CANADIAN RAILWAY OFFICE OF ARBITRATION
CASE NO. 1706
Heard at Montreal, Thursday, October 15, 1987
CANADIAN NATIONAL RAILWAY
UNITED TRANSPORTATION UNION
Claim of Yard Foreman B. A. Shaw of Kamloops, B. C. for 49 hours at Yard Foreman rates of pay.
JOINT STATEMENT OF ISSUE:
Yard Foreman Shaw appeared for an investigation conducted at Kamloops, B. C. on March 8, 11, 12, 13 and 14, 1985. On March 12, 1985, the Company advised Mr. Shaw he was being held out of service pending completion of the investigation.
The Union contends that the Company held Yard Foreman Shaw out of service for a period longer than what is stipulated in Article 117.1, Agreement 4.3.
The Company has declined payment of the claim.
FOR THE UNION: FOR THE COMPANY:
(SGD) L. H. OLSON (SGD) D. C. FRALEIGH
General Chairman Assistant Vice-President, Labour Relations
And for the Company:
L. Harms – System Labour Relations Officer, Montreal
J. Hnatiuk – Manager Labour Relations, Montreal
D. C. St. Cyr – System Labour Relations Officer, Montreal
B. Ballingall – Regional Labour Relations Officer, Edmonton
L. E. Merryfield – Trainmaster, Kamloops
J. R. DeNeef – General Yardmaster, Kamloops
M. C. Darby – Transportation Co-Ordinator, Montreal
There appeared for the Union:
L. H. Olson – General Chairman Edmonton
J. W. Armstrong – Vice-General Chairman, Edmonton
W. G. Scarrow – General Chairman, Sarnia
B. A. Shaw – Grievor
AWARD OF THE ARBITRATOR
Yard Foreman Shaw attended an investigation conducted at Kamloops B.C. on March 8, 11, 12, 13 and 14, 1985. On March 12, because of its belief that his conduct in the proceedings was abusive and dilatory, the Company advised him that he was being held out of service for the balance of the investigation.
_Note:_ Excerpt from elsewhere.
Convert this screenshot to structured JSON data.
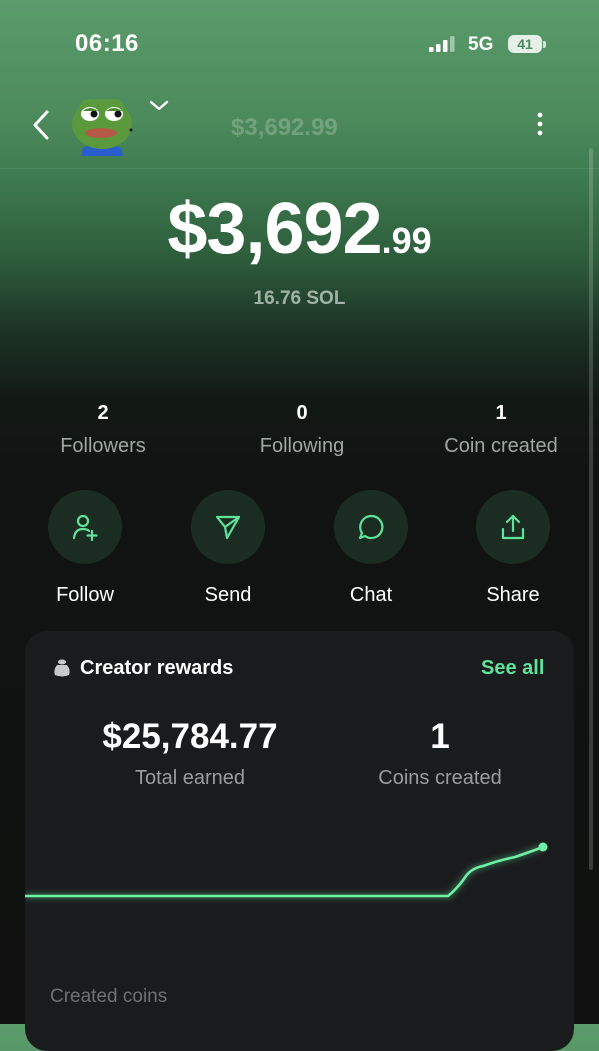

He was returned to service on March 19th. The Union submits that if the discipline imposed on the grievor is successfully grieved he is entitled to all time lost. In the alternative, should he not succeed in his grievance, it asserts that the Company could hold him out of service for no more than three days, according to the terms of the Collective Agreement. As the decision in C.R.O.A. 1705 discloses, Mr. Shaw’s grievance was not successful, and the issue therefore becomes whether the alternative position of the Union is correct.
The following provisions of the Collective Agreement are pertinent to the dispute:
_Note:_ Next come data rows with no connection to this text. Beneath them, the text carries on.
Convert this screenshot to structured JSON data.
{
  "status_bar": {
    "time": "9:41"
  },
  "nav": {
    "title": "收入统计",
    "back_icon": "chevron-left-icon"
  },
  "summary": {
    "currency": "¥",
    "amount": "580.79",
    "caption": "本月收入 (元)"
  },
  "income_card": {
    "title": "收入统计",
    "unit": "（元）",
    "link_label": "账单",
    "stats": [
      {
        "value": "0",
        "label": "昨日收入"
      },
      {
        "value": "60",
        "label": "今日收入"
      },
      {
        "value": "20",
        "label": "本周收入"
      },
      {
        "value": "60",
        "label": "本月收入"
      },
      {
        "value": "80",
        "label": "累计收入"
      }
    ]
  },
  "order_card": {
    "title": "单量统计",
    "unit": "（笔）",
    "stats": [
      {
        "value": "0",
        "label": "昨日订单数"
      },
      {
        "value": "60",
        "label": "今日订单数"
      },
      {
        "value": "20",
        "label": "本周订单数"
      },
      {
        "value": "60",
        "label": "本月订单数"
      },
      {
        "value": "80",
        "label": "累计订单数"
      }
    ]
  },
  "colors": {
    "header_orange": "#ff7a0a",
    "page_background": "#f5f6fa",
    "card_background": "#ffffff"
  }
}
117.1 No employee will be disciplined or dismissed until the charges against him have been investigated; the investigation to be presided over by the man’s superior officer. He may, however, be held off for investigation not exceeding 3 days, and will be properly notified, in writing and at least 48 hours in advance, of the charges against him. ...
117.7 Employees will not be held out of service pending rendering of decision except in cases of dismissable offences.
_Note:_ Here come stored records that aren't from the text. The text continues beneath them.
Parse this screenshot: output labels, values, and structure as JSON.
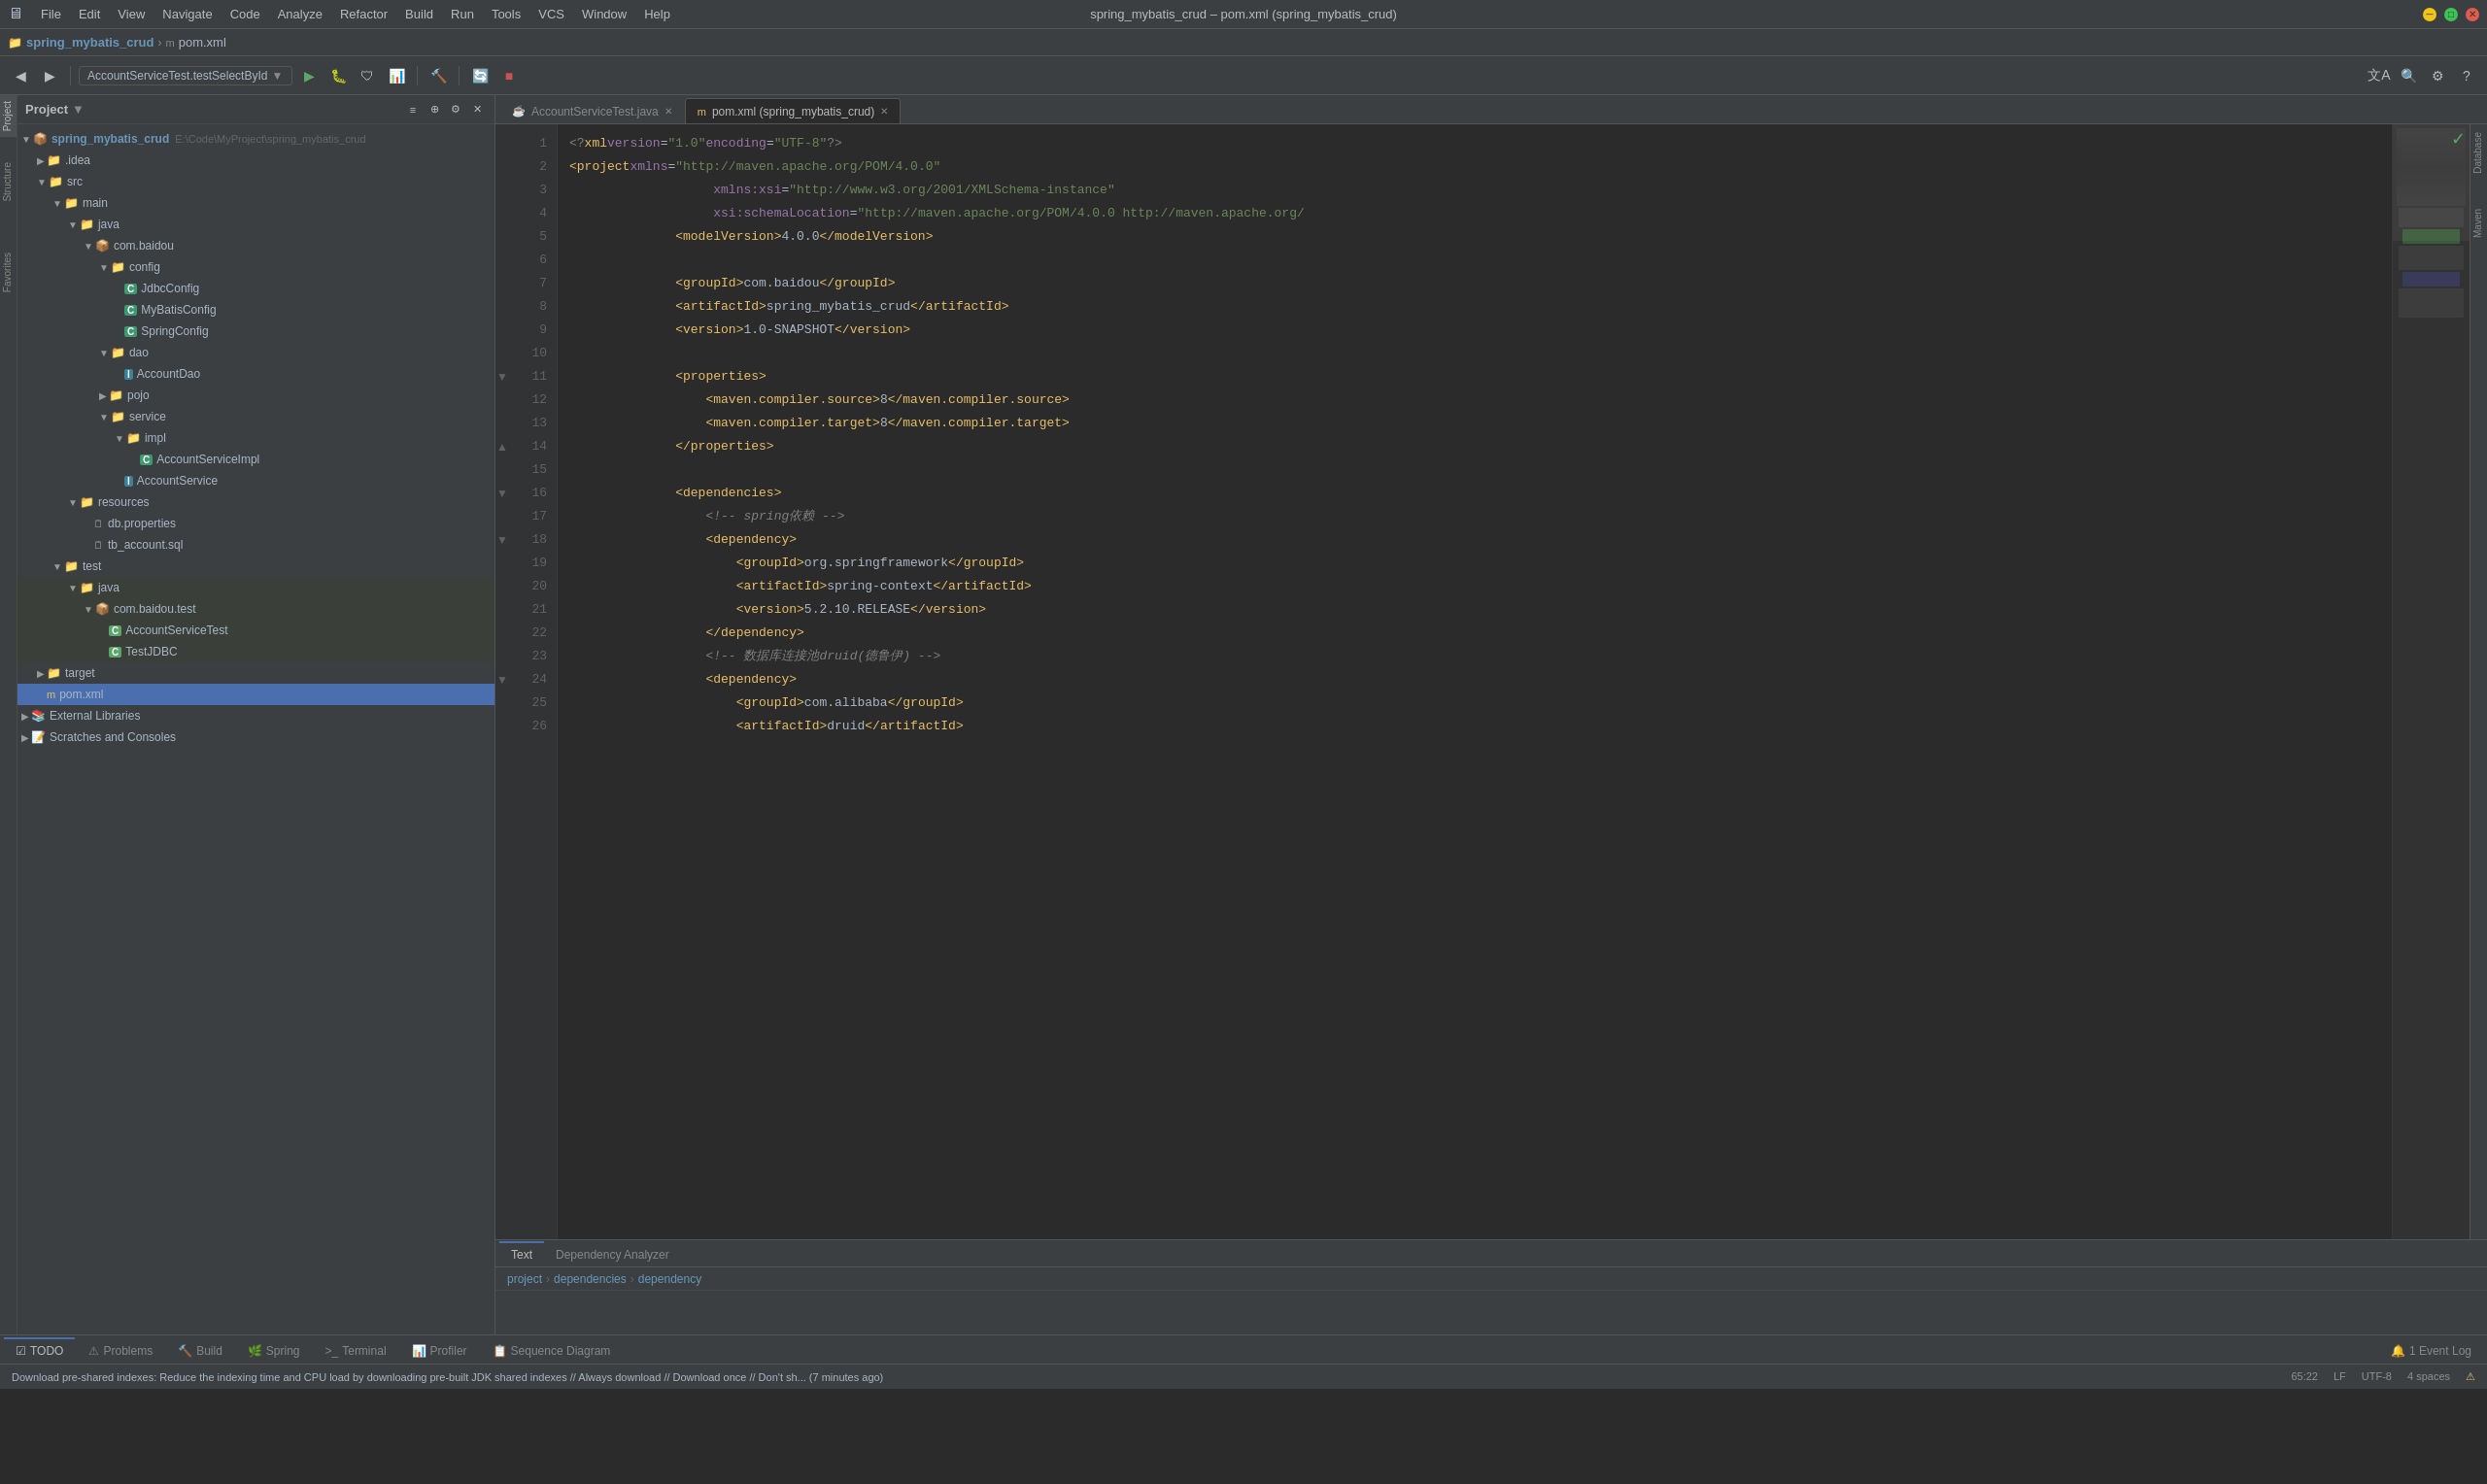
{
  "titlebar": {
    "menus": [
      "File",
      "Edit",
      "View",
      "Navigate",
      "Code",
      "Analyze",
      "Refactor",
      "Build",
      "Run",
      "Tools",
      "VCS",
      "Window",
      "Help"
    ],
    "title": "spring_mybatis_crud – pom.xml (spring_mybatis_crud)",
    "window_controls": [
      "minimize",
      "maximize",
      "close"
    ]
  },
  "breadcrumb": {
    "project_name": "spring_mybatis_crud",
    "separator": " › ",
    "file_name": "pom.xml"
  },
  "toolbar": {
    "run_config": "AccountServiceTest.testSelectById",
    "buttons": [
      "back",
      "forward",
      "run",
      "debug",
      "coverage",
      "profile",
      "stop",
      "build",
      "search",
      "settings"
    ]
  },
  "project_panel": {
    "title": "Project",
    "tree": [
      {
        "id": "spring_mybatis_crud",
        "level": 0,
        "label": "spring_mybatis_crud",
        "type": "module",
        "hint": "E:\\Code\\MyProject\\spring_mybatis_crud",
        "expanded": true,
        "bold": true,
        "color": "bold-blue"
      },
      {
        "id": "idea",
        "level": 1,
        "label": ".idea",
        "type": "folder",
        "expanded": false
      },
      {
        "id": "src",
        "level": 1,
        "label": "src",
        "type": "folder",
        "expanded": true
      },
      {
        "id": "main",
        "level": 2,
        "label": "main",
        "type": "folder",
        "expanded": true
      },
      {
        "id": "java",
        "level": 3,
        "label": "java",
        "type": "source-root",
        "expanded": true
      },
      {
        "id": "com.baidou",
        "level": 4,
        "label": "com.baidou",
        "type": "package",
        "expanded": true
      },
      {
        "id": "config",
        "level": 5,
        "label": "config",
        "type": "folder",
        "expanded": true
      },
      {
        "id": "JdbcConfig",
        "level": 6,
        "label": "JdbcConfig",
        "type": "java-class"
      },
      {
        "id": "MyBatisConfig",
        "level": 6,
        "label": "MyBatisConfig",
        "type": "java-class"
      },
      {
        "id": "SpringConfig",
        "level": 6,
        "label": "SpringConfig",
        "type": "java-class"
      },
      {
        "id": "dao",
        "level": 5,
        "label": "dao",
        "type": "folder",
        "expanded": true
      },
      {
        "id": "AccountDao",
        "level": 6,
        "label": "AccountDao",
        "type": "java-interface"
      },
      {
        "id": "pojo",
        "level": 5,
        "label": "pojo",
        "type": "folder",
        "expanded": false
      },
      {
        "id": "service",
        "level": 5,
        "label": "service",
        "type": "folder",
        "expanded": true
      },
      {
        "id": "impl",
        "level": 6,
        "label": "impl",
        "type": "folder",
        "expanded": true
      },
      {
        "id": "AccountServiceImpl",
        "level": 7,
        "label": "AccountServiceImpl",
        "type": "java-class"
      },
      {
        "id": "AccountService",
        "level": 6,
        "label": "AccountService",
        "type": "java-interface"
      },
      {
        "id": "resources",
        "level": 3,
        "label": "resources",
        "type": "resources-root",
        "expanded": true
      },
      {
        "id": "db.properties",
        "level": 4,
        "label": "db.properties",
        "type": "props-file"
      },
      {
        "id": "tb_account.sql",
        "level": 4,
        "label": "tb_account.sql",
        "type": "sql-file"
      },
      {
        "id": "test",
        "level": 2,
        "label": "test",
        "type": "folder",
        "expanded": true
      },
      {
        "id": "java_test",
        "level": 3,
        "label": "java",
        "type": "test-source-root",
        "expanded": true
      },
      {
        "id": "com.baidou.test",
        "level": 4,
        "label": "com.baidou.test",
        "type": "package",
        "expanded": true
      },
      {
        "id": "AccountServiceTest",
        "level": 5,
        "label": "AccountServiceTest",
        "type": "java-test"
      },
      {
        "id": "TestJDBC",
        "level": 5,
        "label": "TestJDBC",
        "type": "java-test"
      },
      {
        "id": "target",
        "level": 1,
        "label": "target",
        "type": "folder",
        "expanded": false
      },
      {
        "id": "pom.xml",
        "level": 1,
        "label": "pom.xml",
        "type": "xml-file",
        "selected": true
      },
      {
        "id": "External Libraries",
        "level": 0,
        "label": "External Libraries",
        "type": "external-lib",
        "expanded": false
      },
      {
        "id": "Scratches and Consoles",
        "level": 0,
        "label": "Scratches and Consoles",
        "type": "scratches",
        "expanded": false
      }
    ]
  },
  "editor": {
    "tabs": [
      {
        "label": "AccountServiceTest.java",
        "type": "java",
        "active": false,
        "icon": "☕"
      },
      {
        "label": "pom.xml (spring_mybatis_crud)",
        "type": "xml",
        "active": true,
        "icon": "📄"
      }
    ],
    "lines": [
      {
        "num": 1,
        "content": "<?xml version=\"1.0\" encoding=\"UTF-8\"?>",
        "type": "xml-decl"
      },
      {
        "num": 2,
        "content": "<project xmlns=\"http://maven.apache.org/POM/4.0.0\"",
        "type": "code"
      },
      {
        "num": 3,
        "content": "         xmlns:xsi=\"http://www.w3.org/2001/XMLSchema-instance\"",
        "type": "code"
      },
      {
        "num": 4,
        "content": "         xsi:schemaLocation=\"http://maven.apache.org/POM/4.0.0 http://maven.apache.org/",
        "type": "code"
      },
      {
        "num": 5,
        "content": "    <modelVersion>4.0.0</modelVersion>",
        "type": "code"
      },
      {
        "num": 6,
        "content": "",
        "type": "blank"
      },
      {
        "num": 7,
        "content": "    <groupId>com.baidou</groupId>",
        "type": "code"
      },
      {
        "num": 8,
        "content": "    <artifactId>spring_mybatis_crud</artifactId>",
        "type": "code"
      },
      {
        "num": 9,
        "content": "    <version>1.0-SNAPSHOT</version>",
        "type": "code"
      },
      {
        "num": 10,
        "content": "",
        "type": "blank"
      },
      {
        "num": 11,
        "content": "    <properties>",
        "type": "code",
        "fold": true
      },
      {
        "num": 12,
        "content": "        <maven.compiler.source>8</maven.compiler.source>",
        "type": "code"
      },
      {
        "num": 13,
        "content": "        <maven.compiler.target>8</maven.compiler.target>",
        "type": "code"
      },
      {
        "num": 14,
        "content": "    </properties>",
        "type": "code",
        "fold": true
      },
      {
        "num": 15,
        "content": "",
        "type": "blank"
      },
      {
        "num": 16,
        "content": "    <dependencies>",
        "type": "code",
        "fold": true
      },
      {
        "num": 17,
        "content": "        <!-- spring依赖 -->",
        "type": "comment"
      },
      {
        "num": 18,
        "content": "        <dependency>",
        "type": "code",
        "fold": true
      },
      {
        "num": 19,
        "content": "            <groupId>org.springframework</groupId>",
        "type": "code"
      },
      {
        "num": 20,
        "content": "            <artifactId>spring-context</artifactId>",
        "type": "code"
      },
      {
        "num": 21,
        "content": "            <version>5.2.10.RELEASE</version>",
        "type": "code"
      },
      {
        "num": 22,
        "content": "        </dependency>",
        "type": "code"
      },
      {
        "num": 23,
        "content": "        <!-- 数据库连接池druid(德鲁伊) -->",
        "type": "comment"
      },
      {
        "num": 24,
        "content": "        <dependency>",
        "type": "code",
        "fold": true
      },
      {
        "num": 25,
        "content": "            <groupId>com.alibaba</groupId>",
        "type": "code"
      },
      {
        "num": 26,
        "content": "            <artifactId>druid</artifactId>",
        "type": "code"
      }
    ]
  },
  "bottom_panel": {
    "tabs": [
      {
        "label": "TODO",
        "icon": "☑"
      },
      {
        "label": "Problems",
        "icon": "⚠"
      },
      {
        "label": "Build",
        "icon": "🔨"
      },
      {
        "label": "Spring",
        "icon": "🌿"
      },
      {
        "label": "Terminal",
        "icon": ">_"
      },
      {
        "label": "Profiler",
        "icon": "📊"
      },
      {
        "label": "Sequence Diagram",
        "icon": "📋"
      }
    ],
    "active_tab": "Text",
    "bottom_tabs_editor": [
      {
        "label": "Text",
        "active": true
      },
      {
        "label": "Dependency Analyzer",
        "active": false
      }
    ],
    "breadcrumb": [
      "project",
      "dependencies",
      "dependency"
    ]
  },
  "status_bar": {
    "left_items": [
      "TODO",
      "⚠ Problems",
      "🔨 Build",
      "Spring",
      "Terminal",
      "Profiler",
      "Sequence Diagram"
    ],
    "notification": "Download pre-shared indexes: Reduce the indexing time and CPU load by downloading pre-built JDK shared indexes // Always download // Download once // Don't sh... (7 minutes ago)",
    "right_items": [
      "65:22",
      "LF",
      "UTF-8",
      "4 spaces",
      "⚠",
      "Event Log"
    ],
    "event_log": "1 Event Log"
  },
  "side_panels": {
    "right_labels": [
      "Database",
      "Maven"
    ],
    "left_labels": [
      "Project",
      "Structure",
      "Favorites"
    ]
  }
}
In the instant case it is not suggested that the grievor was being investigated for a dismissable offence. Article 117.7 has no application therefore.
Article 117.1 is specific in its designation of the period of time during which an employee may be held off work for investigation. That time is described as "not exceeding three days,". In the instant case the time during which Mr. Shaw was held out of service clearly exceeds the three days, and part of it spanned a period of days after the investigation was concluded, even though he was not subject to a Company decision in respect of a dismissable offence.
In the circumstances the Arbitrator can see no justification in the language of the Collective Agreement for the course of action taken by the Company. Without commenting on the manner in which the investigation was conducted, it was at all times open to the Company to terminate the investigation if it believed that the grievor was abusing its process, drawing such negative inferences as it believed might be supported by an objective view of his conduct. It might also have continued the investigation beyond the three days, compensating the grievor for his time, but imposing a disciplinary sanction in the form of demerits if it could establish that the grievor was attempting to sabotage a Company investigation. There are, in other words, means by which the Company could protect itself against genuine abuse.
Having regard to the specific language of Article 117 of the Collective Agreement, the Arbitrator cannot conclude that it was open to the Company to hold the grievor out of service for any more than three days of the period of the investigation. Consequently, the Union’s claim for compensation for March 16, 17 and 18, made on behalf of the grievor, must be allowed.
The grievance is allowed, in part, accordingly. The grievor shall be compensated in full in respect of his claim for payment for March 16, 17 and 18. In so concluding The Arbitrator acknowledges that Mr. Shaw was deprived of the opportunity to make himself available to work overtime on the 16th and 17th, which were his regularly scheduled rest days. I retain jurisdiction in the event of any dispute between the parties respecting the interpretation or implementation of this award.
(sgd.) MICHEL G. PICHER